====== Data section

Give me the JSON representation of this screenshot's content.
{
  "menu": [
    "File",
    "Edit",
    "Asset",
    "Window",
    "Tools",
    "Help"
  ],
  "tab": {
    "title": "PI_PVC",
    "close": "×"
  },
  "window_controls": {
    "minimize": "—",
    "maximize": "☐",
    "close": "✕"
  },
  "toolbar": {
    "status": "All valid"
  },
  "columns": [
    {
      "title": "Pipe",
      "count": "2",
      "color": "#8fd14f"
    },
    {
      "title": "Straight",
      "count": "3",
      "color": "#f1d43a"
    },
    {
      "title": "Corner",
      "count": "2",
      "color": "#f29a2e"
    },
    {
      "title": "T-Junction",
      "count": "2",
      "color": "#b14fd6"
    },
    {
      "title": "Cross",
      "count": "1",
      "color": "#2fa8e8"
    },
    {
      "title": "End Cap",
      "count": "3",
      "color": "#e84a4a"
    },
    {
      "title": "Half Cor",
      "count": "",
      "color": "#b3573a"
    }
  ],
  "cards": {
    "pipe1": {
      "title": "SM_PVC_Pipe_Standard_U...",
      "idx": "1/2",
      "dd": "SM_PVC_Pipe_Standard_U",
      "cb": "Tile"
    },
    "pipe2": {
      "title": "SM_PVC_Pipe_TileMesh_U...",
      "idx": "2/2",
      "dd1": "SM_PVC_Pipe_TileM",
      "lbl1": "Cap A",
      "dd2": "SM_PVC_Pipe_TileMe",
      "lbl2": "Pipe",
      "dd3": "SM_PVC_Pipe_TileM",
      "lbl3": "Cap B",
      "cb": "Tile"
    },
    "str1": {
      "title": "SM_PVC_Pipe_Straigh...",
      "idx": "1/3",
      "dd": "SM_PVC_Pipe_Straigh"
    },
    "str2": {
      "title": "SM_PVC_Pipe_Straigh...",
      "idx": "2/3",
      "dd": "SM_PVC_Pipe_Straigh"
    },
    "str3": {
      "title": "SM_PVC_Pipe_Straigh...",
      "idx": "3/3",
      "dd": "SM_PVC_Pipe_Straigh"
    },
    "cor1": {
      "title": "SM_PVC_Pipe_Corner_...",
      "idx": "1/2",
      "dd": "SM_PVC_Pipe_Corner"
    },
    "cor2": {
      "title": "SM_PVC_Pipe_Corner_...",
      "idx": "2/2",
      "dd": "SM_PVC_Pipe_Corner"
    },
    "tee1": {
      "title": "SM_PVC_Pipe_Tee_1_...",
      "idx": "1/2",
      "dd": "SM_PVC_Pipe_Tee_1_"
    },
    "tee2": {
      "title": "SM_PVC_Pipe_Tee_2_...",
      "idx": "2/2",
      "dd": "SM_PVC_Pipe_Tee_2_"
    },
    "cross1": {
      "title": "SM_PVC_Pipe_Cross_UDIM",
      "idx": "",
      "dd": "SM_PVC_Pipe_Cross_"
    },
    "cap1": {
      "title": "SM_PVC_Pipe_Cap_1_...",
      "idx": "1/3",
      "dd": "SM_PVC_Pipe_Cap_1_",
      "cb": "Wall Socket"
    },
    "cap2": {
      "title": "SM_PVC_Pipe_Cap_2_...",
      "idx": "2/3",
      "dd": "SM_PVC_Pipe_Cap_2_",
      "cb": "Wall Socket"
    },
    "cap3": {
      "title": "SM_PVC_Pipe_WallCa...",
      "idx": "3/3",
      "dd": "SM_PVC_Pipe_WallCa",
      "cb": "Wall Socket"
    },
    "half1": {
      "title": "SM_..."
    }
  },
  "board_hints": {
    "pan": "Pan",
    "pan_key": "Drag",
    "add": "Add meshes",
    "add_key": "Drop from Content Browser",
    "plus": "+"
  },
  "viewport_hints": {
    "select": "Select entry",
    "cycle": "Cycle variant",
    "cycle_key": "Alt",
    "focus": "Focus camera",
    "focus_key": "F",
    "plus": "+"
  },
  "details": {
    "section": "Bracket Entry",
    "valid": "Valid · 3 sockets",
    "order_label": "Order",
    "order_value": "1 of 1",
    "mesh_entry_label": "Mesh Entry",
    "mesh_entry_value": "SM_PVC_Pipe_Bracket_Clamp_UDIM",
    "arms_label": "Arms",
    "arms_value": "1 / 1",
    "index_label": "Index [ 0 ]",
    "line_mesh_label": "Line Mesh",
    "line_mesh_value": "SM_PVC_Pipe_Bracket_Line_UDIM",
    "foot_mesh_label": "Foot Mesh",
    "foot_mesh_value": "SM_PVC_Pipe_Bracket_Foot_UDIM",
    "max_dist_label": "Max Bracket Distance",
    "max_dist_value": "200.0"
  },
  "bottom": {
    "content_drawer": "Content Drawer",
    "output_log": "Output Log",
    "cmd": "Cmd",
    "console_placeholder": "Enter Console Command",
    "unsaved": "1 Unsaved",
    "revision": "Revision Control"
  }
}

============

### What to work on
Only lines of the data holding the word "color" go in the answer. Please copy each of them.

### Response
      "color": "#8fd14f"
      "color": "#f1d43a"
      "color": "#f29a2e"
      "color": "#b14fd6"
      "color": "#2fa8e8"
      "color": "#e84a4a"
      "color": "#b3573a"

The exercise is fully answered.